 Acknowledgement



We would like to thank Dr. Sandhya Kamath, Dean of our institution, for permitting us to publish this manuscript.

References
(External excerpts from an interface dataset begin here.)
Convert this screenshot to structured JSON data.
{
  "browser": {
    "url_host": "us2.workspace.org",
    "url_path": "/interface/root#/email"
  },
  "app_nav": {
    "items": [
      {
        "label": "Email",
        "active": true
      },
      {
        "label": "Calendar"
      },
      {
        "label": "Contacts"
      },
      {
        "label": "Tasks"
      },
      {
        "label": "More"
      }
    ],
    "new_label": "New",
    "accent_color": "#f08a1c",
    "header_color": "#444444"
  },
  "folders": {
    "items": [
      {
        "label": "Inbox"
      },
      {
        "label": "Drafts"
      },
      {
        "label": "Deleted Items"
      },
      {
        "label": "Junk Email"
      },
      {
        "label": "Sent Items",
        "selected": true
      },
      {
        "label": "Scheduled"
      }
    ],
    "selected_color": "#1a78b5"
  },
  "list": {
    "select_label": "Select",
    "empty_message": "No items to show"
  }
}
1Chan LY, Chiu PY, Siu SSN, Lau TK: A study of diclofenac-induced teratogenecity during organogenesis using a whole rat embryo culture model. Hum Reprod 2001;16:2390-3.
2Teratology and medications that affect the fetus. In: Cunningham FG, Leveno KJ, Bloom SL, Hauth JC, Rouse DJ, Spong CY, editors. Williams Obstetrics. 23 rd ed. United States of America: McGraw-Hill Companies; 2010. p. 315.
3Siu SS, Yeung JH, Lau TK. A study on placental transfer of diclofenac in first trimester of human pregnancy. Hum Reprod 2000;15:2423-5.
4Pajaziti L, Rexhepi S, Shatri-Muça Y, Ferizi M. The role of diclofenack on inducing of aplasia cutis congenita: A case report. Cases J 2009;2:150.
5Ericson A, Källén BA. Nonsteroidal anti-inflammatory drugs in early pregnancy. Reprod Toxicol 2001;15:371-5.